Keeffe started out as a journalist in the East End in the 1960s, and he had seen a lot. He met the infamous Kray Brothers (an autographed picture of Hoskins was among Ronnie Kray’s possessions, hanging in his prison cell; it included a “Cheers” from the actor) and so the picture shows both keen insight into the realities of gangster life and deeply understands the entertaining dramatics of the gangster picture. It understands cinema. And, as mentioned, it’s not only prophetic, but also Shakespearean in lyricism and power dynamics and filled with religious allegory, not just with the title, but even a character spiked through the hands, a crucifixion death, which Keeffe states he really saw first hand (via the Krays) as a reporter. I love a scene where Shand slaps a grieving woman in a graveyard (a graveyard, next to a fresh grave) is bracing, weirdly humorous, sad and then, complex in terms of how much Harold is attempting to get to the bottom of things, questioning this woman, while sort of comforting her, and then taking in her sadness. After interrogating the woman, he asks what else she wants. She answers, “I just want him back!” and wails with her kids hugging her. Hoskins is so interesting here – he nods uncomfortably, seemingly too long (it’s not that long but he makes it seem so) and then says, “Get him a decent stone. Send me the bill.” He’s so good you’re not even sure how to feel.

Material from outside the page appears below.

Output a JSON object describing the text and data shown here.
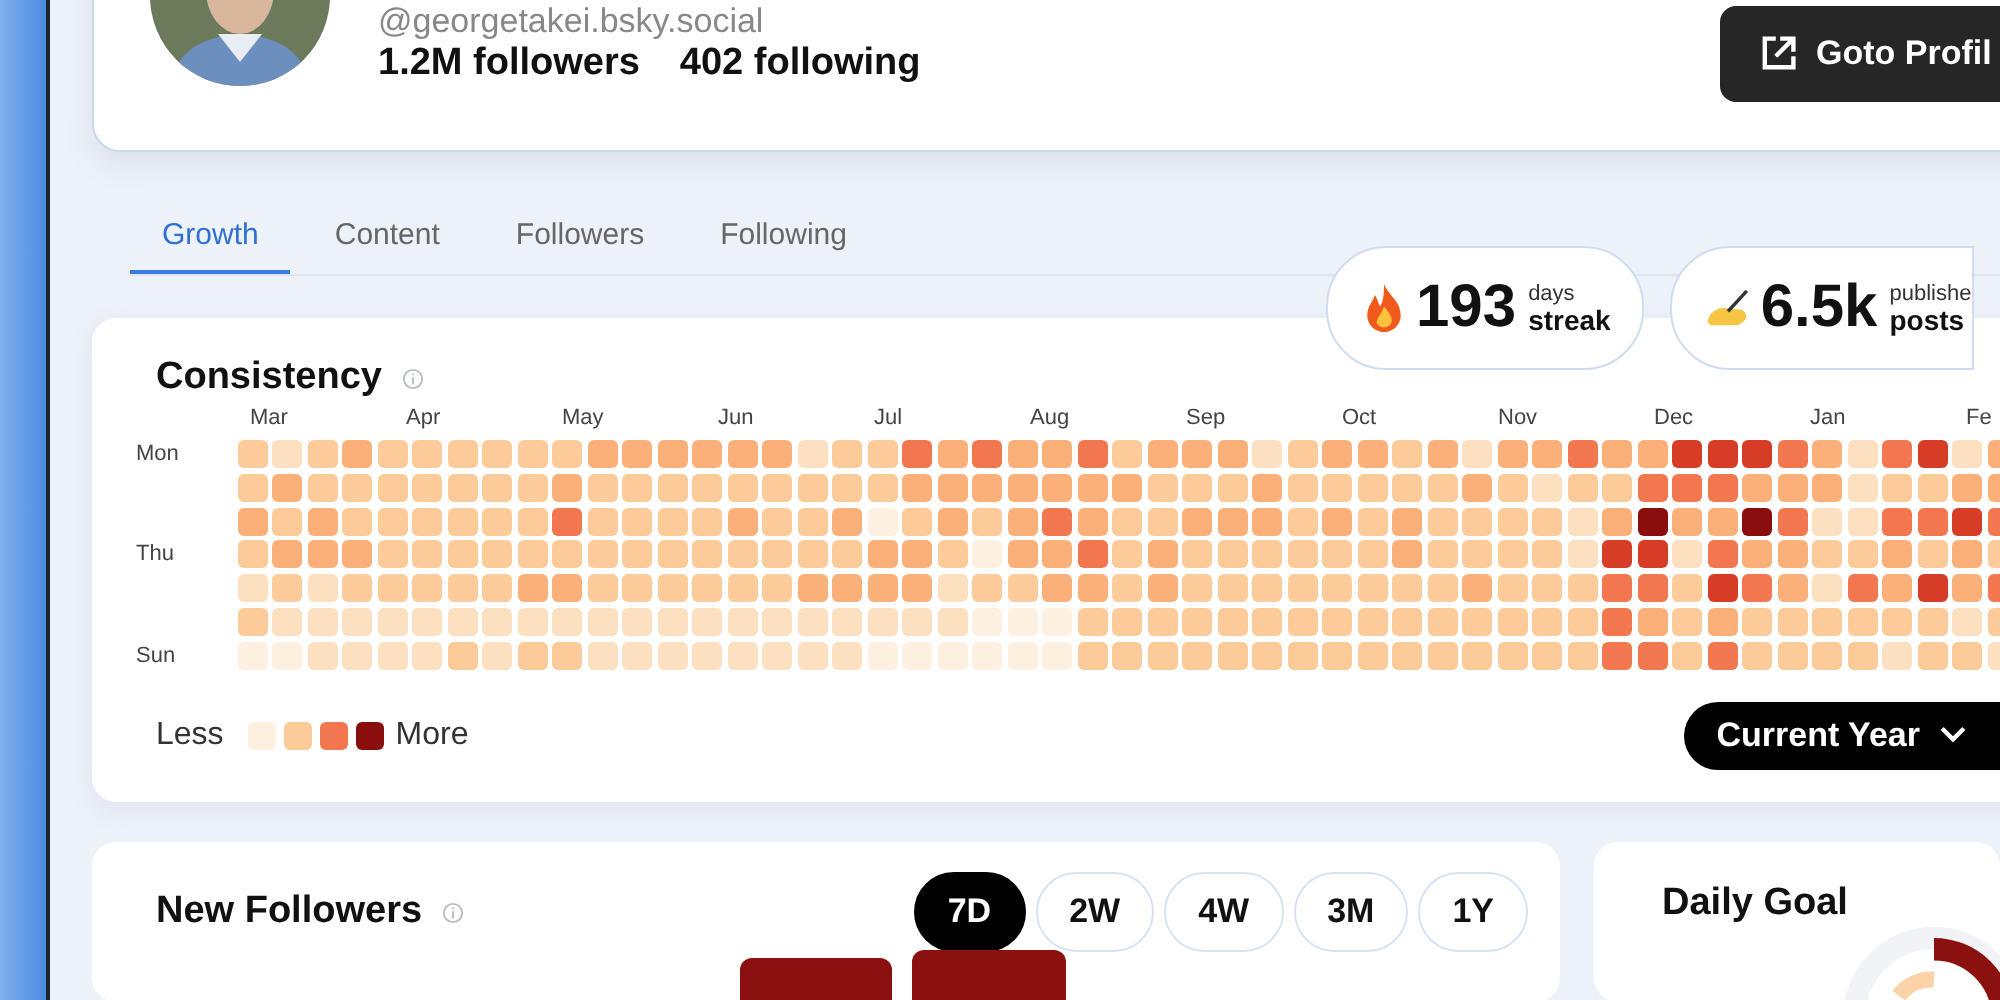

You feel this frequently throughout the movie – this mixture of emotions, this vigor and terror and humanness that Hoskins injects into this complex kingpin. Bookending the movie – there’s his aforementioned entrance, that bulldog walking through the airport, and he grabs you by the throat right away. And then there’s his final scene, sitting in the back of his car with Brosnan’s IRA assassin intently holding a gun to his face with a crooked smile. The camera holds on Hoskins’ face in a powerful close-up showing the extraordinary range of emotions that are running through his head, moving from revealing to mysterious, messing with how we feel. We don’t really want him to die. As Hoskins said of this scene: “When I did my bit, [director] John [Mackenzie] actually told me that a camera can see you think … I don’t want you to act, I want you to think. I said, ‘You gotta be joking!’ None of us thought it was gonna work, but it did. And I realized then, the camera can actually read your mind … whatever you’re doing, it’s right.” Hoskins was right, and the camera was right, and it seems wrong that he’s no longer in front of it.
The Long Good Friday screens at the New Beverly Cinema on June 28 & 29.